▶ [EXERCISE MATERIAL]:
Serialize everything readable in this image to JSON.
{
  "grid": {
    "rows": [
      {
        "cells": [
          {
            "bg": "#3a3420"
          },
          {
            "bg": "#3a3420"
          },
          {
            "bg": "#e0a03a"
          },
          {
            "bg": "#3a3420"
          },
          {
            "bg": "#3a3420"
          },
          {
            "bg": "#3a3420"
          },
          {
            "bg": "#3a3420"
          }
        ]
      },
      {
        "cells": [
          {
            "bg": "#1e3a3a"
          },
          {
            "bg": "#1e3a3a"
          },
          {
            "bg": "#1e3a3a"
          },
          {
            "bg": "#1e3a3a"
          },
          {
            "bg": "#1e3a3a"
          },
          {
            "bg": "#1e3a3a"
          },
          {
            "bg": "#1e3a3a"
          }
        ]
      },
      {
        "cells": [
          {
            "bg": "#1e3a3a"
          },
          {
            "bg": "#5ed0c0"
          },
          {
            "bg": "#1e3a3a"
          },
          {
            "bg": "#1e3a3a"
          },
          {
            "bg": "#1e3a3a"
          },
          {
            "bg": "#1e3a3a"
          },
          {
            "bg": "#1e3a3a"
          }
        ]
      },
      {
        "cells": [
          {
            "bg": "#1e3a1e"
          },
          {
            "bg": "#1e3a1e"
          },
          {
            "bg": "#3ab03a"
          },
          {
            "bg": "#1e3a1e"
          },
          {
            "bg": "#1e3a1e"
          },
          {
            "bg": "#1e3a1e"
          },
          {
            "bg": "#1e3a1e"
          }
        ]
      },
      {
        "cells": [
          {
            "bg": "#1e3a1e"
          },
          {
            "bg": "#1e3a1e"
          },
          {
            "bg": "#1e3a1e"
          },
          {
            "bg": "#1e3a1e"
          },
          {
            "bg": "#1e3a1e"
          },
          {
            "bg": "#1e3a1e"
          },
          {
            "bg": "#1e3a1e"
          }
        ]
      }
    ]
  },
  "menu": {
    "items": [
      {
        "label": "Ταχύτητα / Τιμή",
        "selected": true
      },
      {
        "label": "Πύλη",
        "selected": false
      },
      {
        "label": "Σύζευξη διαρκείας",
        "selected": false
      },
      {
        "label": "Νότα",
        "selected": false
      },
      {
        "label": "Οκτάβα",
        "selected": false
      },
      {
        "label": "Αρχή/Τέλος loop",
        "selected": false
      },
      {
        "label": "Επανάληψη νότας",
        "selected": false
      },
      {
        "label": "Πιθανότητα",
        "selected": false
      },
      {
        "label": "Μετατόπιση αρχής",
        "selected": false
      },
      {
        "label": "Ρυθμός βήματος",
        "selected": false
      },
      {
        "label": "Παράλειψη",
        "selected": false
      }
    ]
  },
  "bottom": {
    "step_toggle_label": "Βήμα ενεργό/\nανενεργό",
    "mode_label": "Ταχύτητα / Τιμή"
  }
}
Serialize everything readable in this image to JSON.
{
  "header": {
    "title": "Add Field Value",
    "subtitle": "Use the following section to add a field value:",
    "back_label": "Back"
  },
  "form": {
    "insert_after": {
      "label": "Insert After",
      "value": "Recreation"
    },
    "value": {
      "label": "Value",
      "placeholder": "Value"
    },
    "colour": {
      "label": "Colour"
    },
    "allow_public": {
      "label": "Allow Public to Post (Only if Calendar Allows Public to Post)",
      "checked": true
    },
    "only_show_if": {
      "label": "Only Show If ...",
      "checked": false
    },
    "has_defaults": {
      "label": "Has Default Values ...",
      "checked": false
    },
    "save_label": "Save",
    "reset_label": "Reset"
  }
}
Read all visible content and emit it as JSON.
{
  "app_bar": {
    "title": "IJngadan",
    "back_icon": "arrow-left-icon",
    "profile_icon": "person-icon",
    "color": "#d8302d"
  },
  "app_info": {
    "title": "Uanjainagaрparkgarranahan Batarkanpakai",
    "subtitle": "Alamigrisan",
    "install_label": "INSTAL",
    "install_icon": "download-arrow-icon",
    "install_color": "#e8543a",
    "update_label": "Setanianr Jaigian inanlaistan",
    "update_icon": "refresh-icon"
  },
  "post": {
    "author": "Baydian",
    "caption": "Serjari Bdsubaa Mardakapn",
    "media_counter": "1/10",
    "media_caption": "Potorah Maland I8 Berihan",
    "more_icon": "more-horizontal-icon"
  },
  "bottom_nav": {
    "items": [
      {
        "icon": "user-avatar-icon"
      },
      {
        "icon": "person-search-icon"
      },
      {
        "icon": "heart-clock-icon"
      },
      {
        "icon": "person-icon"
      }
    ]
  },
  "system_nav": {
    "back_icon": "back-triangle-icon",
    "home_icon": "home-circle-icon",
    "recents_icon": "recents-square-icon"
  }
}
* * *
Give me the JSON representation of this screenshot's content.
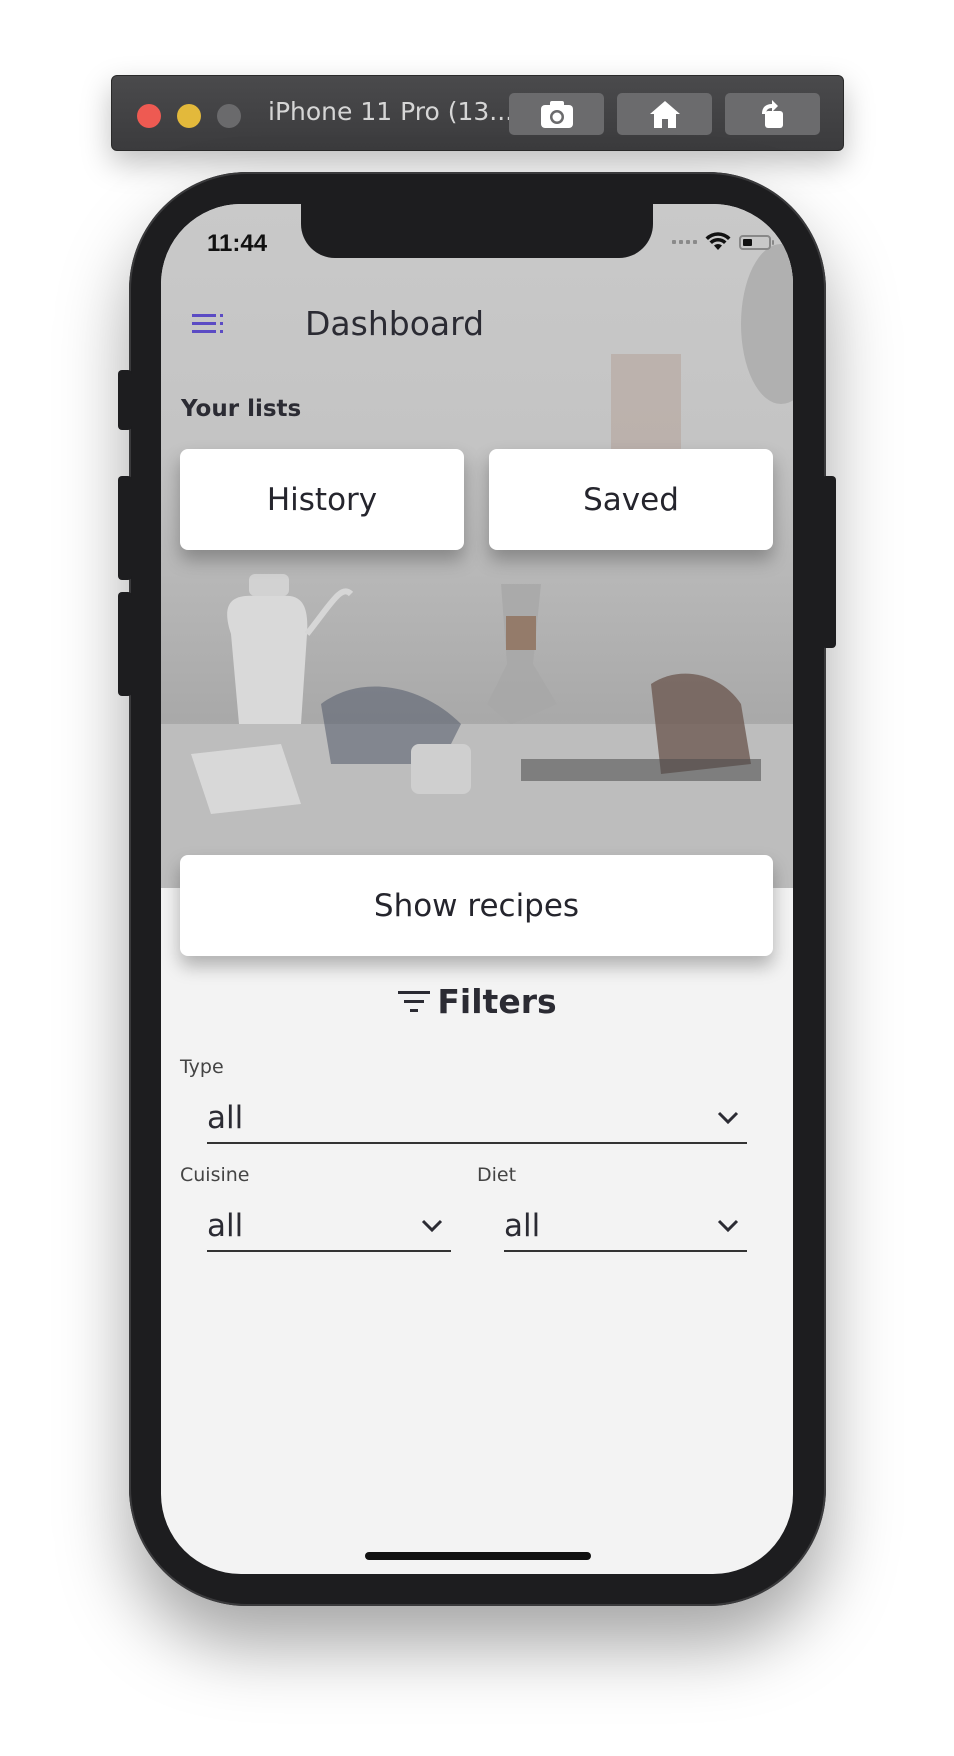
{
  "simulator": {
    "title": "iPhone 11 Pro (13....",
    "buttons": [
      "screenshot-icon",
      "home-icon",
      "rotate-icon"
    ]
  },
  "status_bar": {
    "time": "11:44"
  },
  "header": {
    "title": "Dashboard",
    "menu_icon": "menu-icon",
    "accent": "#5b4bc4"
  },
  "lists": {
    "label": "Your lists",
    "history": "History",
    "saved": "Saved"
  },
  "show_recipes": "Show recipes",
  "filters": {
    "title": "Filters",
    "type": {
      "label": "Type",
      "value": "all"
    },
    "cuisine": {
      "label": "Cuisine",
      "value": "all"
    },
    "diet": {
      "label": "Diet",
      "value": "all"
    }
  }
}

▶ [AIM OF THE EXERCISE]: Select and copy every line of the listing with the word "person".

▶ [RESULT OF THE TASK]:
    "profile_icon": "person-icon",
        "icon": "person-search-icon"
        "icon": "person-icon"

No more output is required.